I too am a 31 year Salt Lake City native. I couldn't help but wondering if I knew any Andrew's that fit your description. You wrote a very good intro. One of the things that really amazed me when I found this site and other like it is how similar others' experiences of disaffection are to my own. I really thought I was nearly alone. Anyways, but of luck in your journey.


User avatar
Posts: 197
Joined: 27 Feb 2011, 04:50

Re: Trying to Make it Work

Post by BeLikeChrist » 12 Apr 2011, 19:16

Welcome Andrew, good to have you here. Sounds like you have gone through a lot.

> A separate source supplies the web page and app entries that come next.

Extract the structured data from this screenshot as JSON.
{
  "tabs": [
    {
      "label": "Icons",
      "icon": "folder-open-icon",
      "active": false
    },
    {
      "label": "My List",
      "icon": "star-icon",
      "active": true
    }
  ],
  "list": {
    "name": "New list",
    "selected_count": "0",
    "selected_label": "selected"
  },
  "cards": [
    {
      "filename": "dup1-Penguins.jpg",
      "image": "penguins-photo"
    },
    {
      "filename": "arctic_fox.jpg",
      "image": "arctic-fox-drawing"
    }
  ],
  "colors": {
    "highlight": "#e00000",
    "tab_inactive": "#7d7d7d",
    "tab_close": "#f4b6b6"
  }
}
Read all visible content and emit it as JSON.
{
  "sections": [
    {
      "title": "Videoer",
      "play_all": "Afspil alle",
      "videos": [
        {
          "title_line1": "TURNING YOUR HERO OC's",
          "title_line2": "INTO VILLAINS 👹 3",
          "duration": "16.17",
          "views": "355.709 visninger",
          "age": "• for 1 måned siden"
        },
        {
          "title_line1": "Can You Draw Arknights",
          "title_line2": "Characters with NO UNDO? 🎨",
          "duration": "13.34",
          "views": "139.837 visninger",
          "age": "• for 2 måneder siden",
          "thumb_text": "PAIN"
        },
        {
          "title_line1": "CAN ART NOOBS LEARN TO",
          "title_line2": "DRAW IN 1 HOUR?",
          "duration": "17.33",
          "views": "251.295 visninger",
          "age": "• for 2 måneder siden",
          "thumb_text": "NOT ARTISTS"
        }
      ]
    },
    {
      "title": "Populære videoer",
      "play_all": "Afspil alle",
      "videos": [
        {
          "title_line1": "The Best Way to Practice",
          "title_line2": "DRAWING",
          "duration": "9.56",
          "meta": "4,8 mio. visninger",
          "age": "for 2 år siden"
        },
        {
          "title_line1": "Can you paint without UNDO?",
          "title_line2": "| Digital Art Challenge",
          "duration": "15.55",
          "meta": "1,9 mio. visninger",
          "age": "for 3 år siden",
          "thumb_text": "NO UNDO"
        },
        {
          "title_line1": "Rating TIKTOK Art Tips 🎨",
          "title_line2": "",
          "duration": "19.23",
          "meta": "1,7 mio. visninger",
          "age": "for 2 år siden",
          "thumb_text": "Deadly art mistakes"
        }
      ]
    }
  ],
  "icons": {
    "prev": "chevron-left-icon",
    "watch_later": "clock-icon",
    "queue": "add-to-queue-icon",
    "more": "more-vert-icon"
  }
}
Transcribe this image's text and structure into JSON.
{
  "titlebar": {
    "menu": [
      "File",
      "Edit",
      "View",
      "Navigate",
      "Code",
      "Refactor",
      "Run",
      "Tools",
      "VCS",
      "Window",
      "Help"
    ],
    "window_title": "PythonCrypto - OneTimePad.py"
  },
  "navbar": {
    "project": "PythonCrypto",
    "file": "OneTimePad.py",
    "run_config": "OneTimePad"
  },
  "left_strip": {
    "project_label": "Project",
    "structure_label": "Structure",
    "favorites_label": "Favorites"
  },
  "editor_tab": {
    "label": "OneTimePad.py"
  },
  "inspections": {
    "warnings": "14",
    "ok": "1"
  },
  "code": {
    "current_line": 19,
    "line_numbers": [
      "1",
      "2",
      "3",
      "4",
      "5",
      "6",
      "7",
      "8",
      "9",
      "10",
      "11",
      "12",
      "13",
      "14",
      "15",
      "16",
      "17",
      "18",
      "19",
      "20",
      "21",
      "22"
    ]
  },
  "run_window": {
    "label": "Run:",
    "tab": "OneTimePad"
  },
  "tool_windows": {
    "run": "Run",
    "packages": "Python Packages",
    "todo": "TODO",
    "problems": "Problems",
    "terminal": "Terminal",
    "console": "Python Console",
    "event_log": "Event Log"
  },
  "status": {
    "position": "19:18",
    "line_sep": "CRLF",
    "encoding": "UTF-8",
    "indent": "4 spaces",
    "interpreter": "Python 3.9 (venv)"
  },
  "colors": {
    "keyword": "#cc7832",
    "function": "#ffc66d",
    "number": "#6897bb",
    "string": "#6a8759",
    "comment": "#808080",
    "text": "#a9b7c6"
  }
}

I can understand the difficulties of dealing with the cultural aspects of the church because I have had to deal with that myself. It seems we are stuck between a rock and a hard place because the ordinances seem divine but then the church culturally seems to contradict Christ's teachings regarding social justice. There are other cultural issues too and I definitely am a liberal Mormon.

Other church denominations seem to have a more Christ-like culture than Mormons do, some maybe less so.

Where I am at is at a stage in life of wanting to become active again and realizing that if I want eternal life I have to be submissive to the powers that be, especially in terms of living standards(commandments). There are things, though, about the LDS church that I do have a hard time accepting culturally which I wish would be different. Namely, the church culture's stand on masturbation being considered part of the Law of Chastity (too strict in my opinion) and how the church could improve on how they treat gay members.

My approach to reactivating will be not so much working to get a recommend right away but to work at going on a regular basis and first and gradually submitting to the powers that be before getting a recommend. I just want to go and feel good about going before i consider a temple recommend. My first goal would be to go to take the sacrament worthily on a regular basis and progress from that point on.


Post Reply